Send back every record exactly.

App and web page records:
= = =
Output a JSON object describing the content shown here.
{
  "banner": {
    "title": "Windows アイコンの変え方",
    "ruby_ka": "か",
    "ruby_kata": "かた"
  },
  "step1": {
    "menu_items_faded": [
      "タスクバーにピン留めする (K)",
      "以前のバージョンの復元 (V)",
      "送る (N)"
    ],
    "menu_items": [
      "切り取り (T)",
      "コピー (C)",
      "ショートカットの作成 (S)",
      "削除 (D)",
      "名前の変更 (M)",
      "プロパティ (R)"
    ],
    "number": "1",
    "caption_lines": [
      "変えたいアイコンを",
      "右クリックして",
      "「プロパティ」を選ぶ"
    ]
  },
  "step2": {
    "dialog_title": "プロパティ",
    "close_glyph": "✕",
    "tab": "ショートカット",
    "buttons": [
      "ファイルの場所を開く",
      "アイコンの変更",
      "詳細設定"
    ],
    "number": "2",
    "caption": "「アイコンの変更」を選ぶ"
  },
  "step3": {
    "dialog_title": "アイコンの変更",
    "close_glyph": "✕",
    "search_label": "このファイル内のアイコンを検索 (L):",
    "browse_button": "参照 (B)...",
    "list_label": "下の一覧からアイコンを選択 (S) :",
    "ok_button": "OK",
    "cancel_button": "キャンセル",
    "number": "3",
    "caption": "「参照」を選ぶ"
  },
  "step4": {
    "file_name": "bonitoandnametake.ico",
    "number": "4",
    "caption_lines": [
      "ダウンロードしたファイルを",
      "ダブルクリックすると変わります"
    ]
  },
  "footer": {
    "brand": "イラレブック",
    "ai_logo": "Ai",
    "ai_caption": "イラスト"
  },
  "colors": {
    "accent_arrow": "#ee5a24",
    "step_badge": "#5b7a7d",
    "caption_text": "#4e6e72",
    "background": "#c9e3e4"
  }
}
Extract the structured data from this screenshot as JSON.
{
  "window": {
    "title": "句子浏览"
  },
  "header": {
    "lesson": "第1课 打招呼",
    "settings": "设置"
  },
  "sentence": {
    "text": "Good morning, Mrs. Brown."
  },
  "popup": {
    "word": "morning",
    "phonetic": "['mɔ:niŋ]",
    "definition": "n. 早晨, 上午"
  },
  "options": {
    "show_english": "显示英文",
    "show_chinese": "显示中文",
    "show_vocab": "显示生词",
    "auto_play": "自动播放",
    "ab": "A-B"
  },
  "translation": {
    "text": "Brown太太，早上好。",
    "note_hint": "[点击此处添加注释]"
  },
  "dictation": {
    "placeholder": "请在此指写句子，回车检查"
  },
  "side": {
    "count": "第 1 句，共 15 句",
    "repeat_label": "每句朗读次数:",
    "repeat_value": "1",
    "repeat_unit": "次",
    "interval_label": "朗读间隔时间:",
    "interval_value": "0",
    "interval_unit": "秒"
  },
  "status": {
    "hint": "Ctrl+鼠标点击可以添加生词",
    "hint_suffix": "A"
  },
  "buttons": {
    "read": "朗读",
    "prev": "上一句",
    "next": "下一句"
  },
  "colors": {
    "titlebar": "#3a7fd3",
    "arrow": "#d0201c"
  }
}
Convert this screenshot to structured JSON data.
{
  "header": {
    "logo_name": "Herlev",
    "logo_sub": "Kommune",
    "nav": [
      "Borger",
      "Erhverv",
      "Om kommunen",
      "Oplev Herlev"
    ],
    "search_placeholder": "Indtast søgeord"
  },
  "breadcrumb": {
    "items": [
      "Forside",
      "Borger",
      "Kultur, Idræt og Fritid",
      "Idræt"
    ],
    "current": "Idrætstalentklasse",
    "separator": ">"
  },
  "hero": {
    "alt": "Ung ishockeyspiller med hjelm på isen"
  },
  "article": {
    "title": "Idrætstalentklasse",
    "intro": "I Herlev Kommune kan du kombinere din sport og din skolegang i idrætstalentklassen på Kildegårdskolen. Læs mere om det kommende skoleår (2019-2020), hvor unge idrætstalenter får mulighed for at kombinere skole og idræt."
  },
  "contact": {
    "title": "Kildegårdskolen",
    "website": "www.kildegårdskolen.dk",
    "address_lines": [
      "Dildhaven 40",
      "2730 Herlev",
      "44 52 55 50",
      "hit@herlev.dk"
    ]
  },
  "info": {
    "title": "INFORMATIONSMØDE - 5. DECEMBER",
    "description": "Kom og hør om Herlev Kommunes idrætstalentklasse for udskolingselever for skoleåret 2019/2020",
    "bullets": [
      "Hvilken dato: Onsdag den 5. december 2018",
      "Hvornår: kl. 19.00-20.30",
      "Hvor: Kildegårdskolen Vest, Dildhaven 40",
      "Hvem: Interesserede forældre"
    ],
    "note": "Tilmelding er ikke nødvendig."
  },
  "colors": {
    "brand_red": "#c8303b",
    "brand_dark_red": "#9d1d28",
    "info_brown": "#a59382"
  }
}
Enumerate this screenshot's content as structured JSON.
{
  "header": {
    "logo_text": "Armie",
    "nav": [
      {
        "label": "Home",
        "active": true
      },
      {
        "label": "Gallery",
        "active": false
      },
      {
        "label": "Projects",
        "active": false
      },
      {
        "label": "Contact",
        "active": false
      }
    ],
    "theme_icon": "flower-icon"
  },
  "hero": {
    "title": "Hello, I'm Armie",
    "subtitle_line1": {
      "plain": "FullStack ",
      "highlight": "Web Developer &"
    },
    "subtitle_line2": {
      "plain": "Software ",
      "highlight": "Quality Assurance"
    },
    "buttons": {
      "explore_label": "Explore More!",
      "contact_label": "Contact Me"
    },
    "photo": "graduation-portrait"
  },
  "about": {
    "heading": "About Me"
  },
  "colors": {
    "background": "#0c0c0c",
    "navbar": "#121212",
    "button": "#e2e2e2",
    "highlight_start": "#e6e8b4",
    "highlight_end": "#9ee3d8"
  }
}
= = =
RESULT OF THIS EXERCISE —
Output a JSON object describing the content shown here.
{
  "banner": {
    "title": "Windows アイコンの変え方",
    "ruby_ka": "か",
    "ruby_kata": "かた"
  },
  "step1": {
    "menu_items_faded": [
      "タスクバーにピン留めする (K)",
      "以前のバージョンの復元 (V)",
      "送る (N)"
    ],
    "menu_items": [
      "切り取り (T)",
      "コピー (C)",
      "ショートカットの作成 (S)",
      "削除 (D)",
      "名前の変更 (M)",
      "プロパティ (R)"
    ],
    "number": "1",
    "caption_lines": [
      "変えたいアイコンを",
      "右クリックして",
      "「プロパティ」を選ぶ"
    ]
  },
  "step2": {
    "dialog_title": "プロパティ",
    "close_glyph": "✕",
    "tab": "ショートカット",
    "buttons": [
      "ファイルの場所を開く",
      "アイコンの変更",
      "詳細設定"
    ],
    "number": "2",
    "caption": "「アイコンの変更」を選ぶ"
  },
  "step3": {
    "dialog_title": "アイコンの変更",
    "close_glyph": "✕",
    "search_label": "このファイル内のアイコンを検索 (L):",
    "browse_button": "参照 (B)...",
    "list_label": "下の一覧からアイコンを選択 (S) :",
    "ok_button": "OK",
    "cancel_button": "キャンセル",
    "number": "3",
    "caption": "「参照」を選ぶ"
  },
  "step4": {
    "file_name": "bonitoandnametake.ico",
    "number": "4",
    "caption_lines": [
      "ダウンロードしたファイルを",
      "ダブルクリックすると変わります"
    ]
  },
  "footer": {
    "brand": "イラレブック",
    "ai_logo": "Ai",
    "ai_caption": "イラスト"
  },
  "colors": {
    "accent_arrow": "#ee5a24",
    "step_badge": "#5b7a7d",
    "caption_text": "#4e6e72",
    "background": "#c9e3e4"
  }
}
Extract the structured data from this screenshot as JSON.
{
  "window": {
    "title": "句子浏览"
  },
  "header": {
    "lesson": "第1课 打招呼",
    "settings": "设置"
  },
  "sentence": {
    "text": "Good morning, Mrs. Brown."
  },
  "popup": {
    "word": "morning",
    "phonetic": "['mɔ:niŋ]",
    "definition": "n. 早晨, 上午"
  },
  "options": {
    "show_english": "显示英文",
    "show_chinese": "显示中文",
    "show_vocab": "显示生词",
    "auto_play": "自动播放",
    "ab": "A-B"
  },
  "translation": {
    "text": "Brown太太，早上好。",
    "note_hint": "[点击此处添加注释]"
  },
  "dictation": {
    "placeholder": "请在此指写句子，回车检查"
  },
  "side": {
    "count": "第 1 句，共 15 句",
    "repeat_label": "每句朗读次数:",
    "repeat_value": "1",
    "repeat_unit": "次",
    "interval_label": "朗读间隔时间:",
    "interval_value": "0",
    "interval_unit": "秒"
  },
  "status": {
    "hint": "Ctrl+鼠标点击可以添加生词",
    "hint_suffix": "A"
  },
  "buttons": {
    "read": "朗读",
    "prev": "上一句",
    "next": "下一句"
  },
  "colors": {
    "titlebar": "#3a7fd3",
    "arrow": "#d0201c"
  }
}
Convert this screenshot to structured JSON data.
{
  "header": {
    "logo_name": "Herlev",
    "logo_sub": "Kommune",
    "nav": [
      "Borger",
      "Erhverv",
      "Om kommunen",
      "Oplev Herlev"
    ],
    "search_placeholder": "Indtast søgeord"
  },
  "breadcrumb": {
    "items": [
      "Forside",
      "Borger",
      "Kultur, Idræt og Fritid",
      "Idræt"
    ],
    "current": "Idrætstalentklasse",
    "separator": ">"
  },
  "hero": {
    "alt": "Ung ishockeyspiller med hjelm på isen"
  },
  "article": {
    "title": "Idrætstalentklasse",
    "intro": "I Herlev Kommune kan du kombinere din sport og din skolegang i idrætstalentklassen på Kildegårdskolen. Læs mere om det kommende skoleår (2019-2020), hvor unge idrætstalenter får mulighed for at kombinere skole og idræt."
  },
  "contact": {
    "title": "Kildegårdskolen",
    "website": "www.kildegårdskolen.dk",
    "address_lines": [
      "Dildhaven 40",
      "2730 Herlev",
      "44 52 55 50",
      "hit@herlev.dk"
    ]
  },
  "info": {
    "title": "INFORMATIONSMØDE - 5. DECEMBER",
    "description": "Kom og hør om Herlev Kommunes idrætstalentklasse for udskolingselever for skoleåret 2019/2020",
    "bullets": [
      "Hvilken dato: Onsdag den 5. december 2018",
      "Hvornår: kl. 19.00-20.30",
      "Hvor: Kildegårdskolen Vest, Dildhaven 40",
      "Hvem: Interesserede forældre"
    ],
    "note": "Tilmelding er ikke nødvendig."
  },
  "colors": {
    "brand_red": "#c8303b",
    "brand_dark_red": "#9d1d28",
    "info_brown": "#a59382"
  }
}
Enumerate this screenshot's content as structured JSON.
{
  "header": {
    "logo_text": "Armie",
    "nav": [
      {
        "label": "Home",
        "active": true
      },
      {
        "label": "Gallery",
        "active": false
      },
      {
        "label": "Projects",
        "active": false
      },
      {
        "label": "Contact",
        "active": false
      }
    ],
    "theme_icon": "flower-icon"
  },
  "hero": {
    "title": "Hello, I'm Armie",
    "subtitle_line1": {
      "plain": "FullStack ",
      "highlight": "Web Developer &"
    },
    "subtitle_line2": {
      "plain": "Software ",
      "highlight": "Quality Assurance"
    },
    "buttons": {
      "explore_label": "Explore More!",
      "contact_label": "Contact Me"
    },
    "photo": "graduation-portrait"
  },
  "about": {
    "heading": "About Me"
  },
  "colors": {
    "background": "#0c0c0c",
    "navbar": "#121212",
    "button": "#e2e2e2",
    "highlight_start": "#e6e8b4",
    "highlight_end": "#9ee3d8"
  }
}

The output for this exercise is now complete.